WISE - Blog for March 2014 by Victoria Collins, Ph.D., CFP Founder, Invest In Yourself and Co-Founder of WISE
Three friends each put $5,000 into the stock market every year since 1960. Samantha was very lucky and managed to pick the best day of every year to buy. Jenny’s approach was easier and more consistent. She didn’t try to time the market but instead invested on July 1st each year. Meg, like Samantha did try to time the market, but unfortunately chose the worst possible day to invest each and every year.

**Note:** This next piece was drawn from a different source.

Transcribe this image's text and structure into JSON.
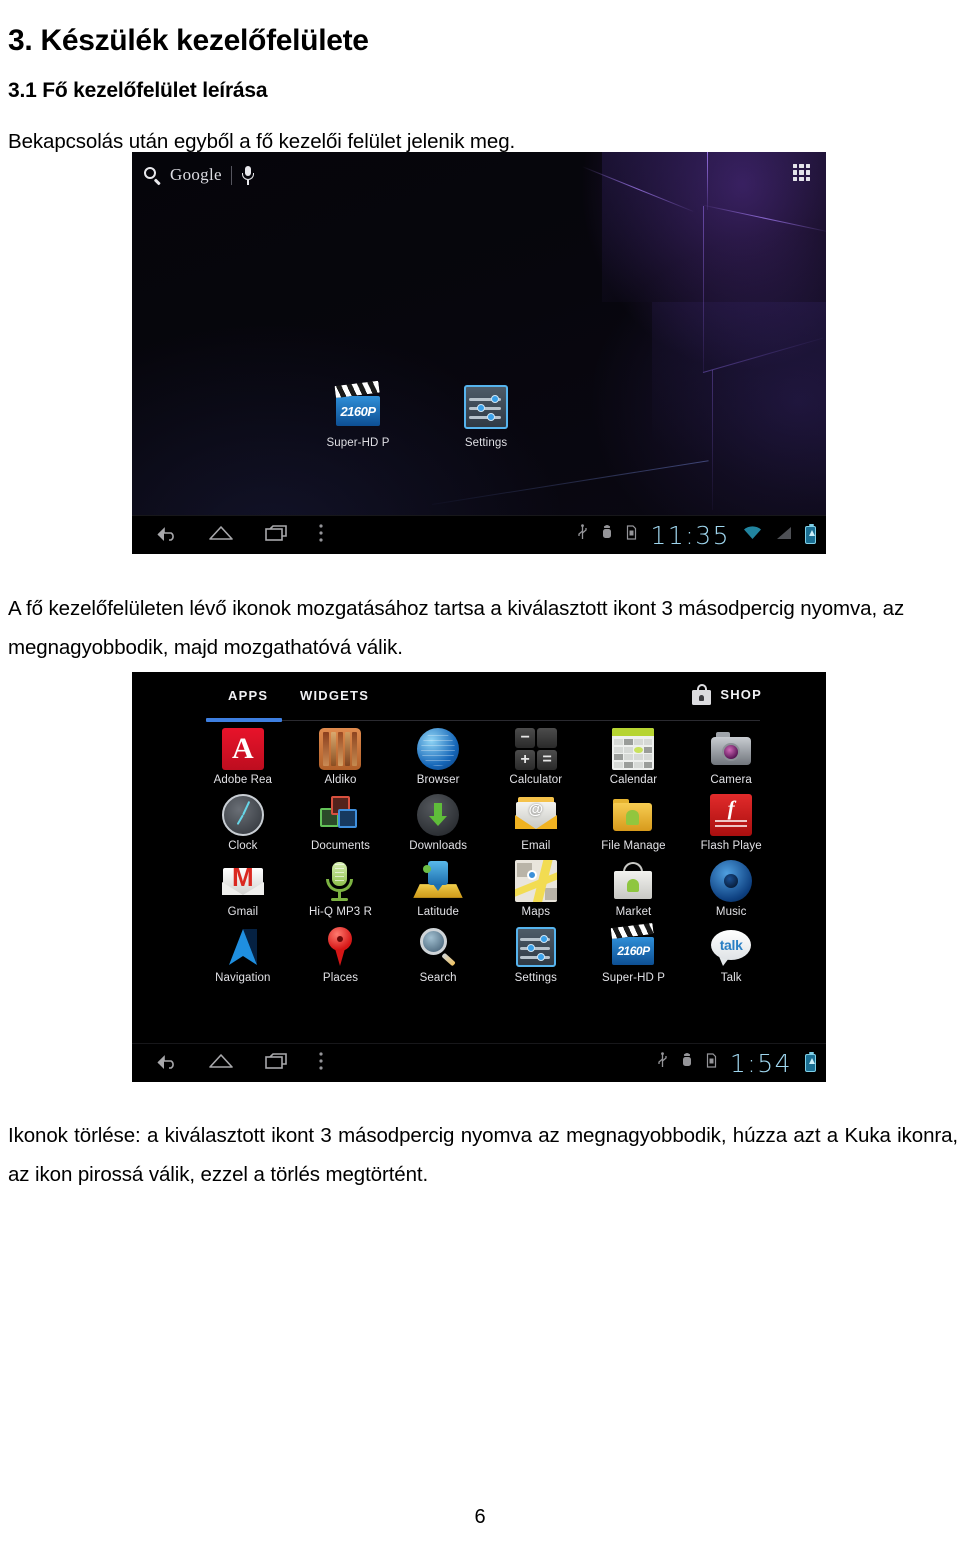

You’ve probably asked yourself – is this a good time to invest or should I wait? That’s especially true when we face a geo-political situation like we are now with Russia, or we have concerns about interest rates rising or corporate profit margins being squeezed. The fact is no one – not even professionals – can tell you whether any one day, week or month is better than another to invest. The direction of the market is clear only after it happens.
An investment advisor will tell you to 1) determine just how comfortable you are with risk, 2) allocate or dedicate a certain amount of your funds to equities and to bonds and to diversify across those categories to further reduce that risk and 3) to not let emotions drive how you invest in either bull or bear markets. In other words consistency is key.
This was the clear message from both Laura Tarbox, CFP of the Tarbox Group and from Marilyn Blank, CPA who spoke on Tax Tips for Chicks at the WISE/WomanSage dinner on March 11, 2014. Their outstanding presentation gave us not only a wealth of information for our own taxes and investments but was entertaining and engaging as well.
How does consistency vs. market timing compare in real life? Surprisingly, Samantha’s, Jenny’s and Meg’s returns were pretty similar over time. Sam, with her good “luck” had an average annual return over all those years of 12.8% vs. Jenny’s consistent approach which produced 12.6%/year and Meg’s unlucky timing which gave her a return of 12.1%/year. Their friend Margo was very conservative and wanted her money to be “safe” so she invested her $5,000/year in treasury. Her funds grew over the entire time to less than one quarter of the consistent approach used by Jenny.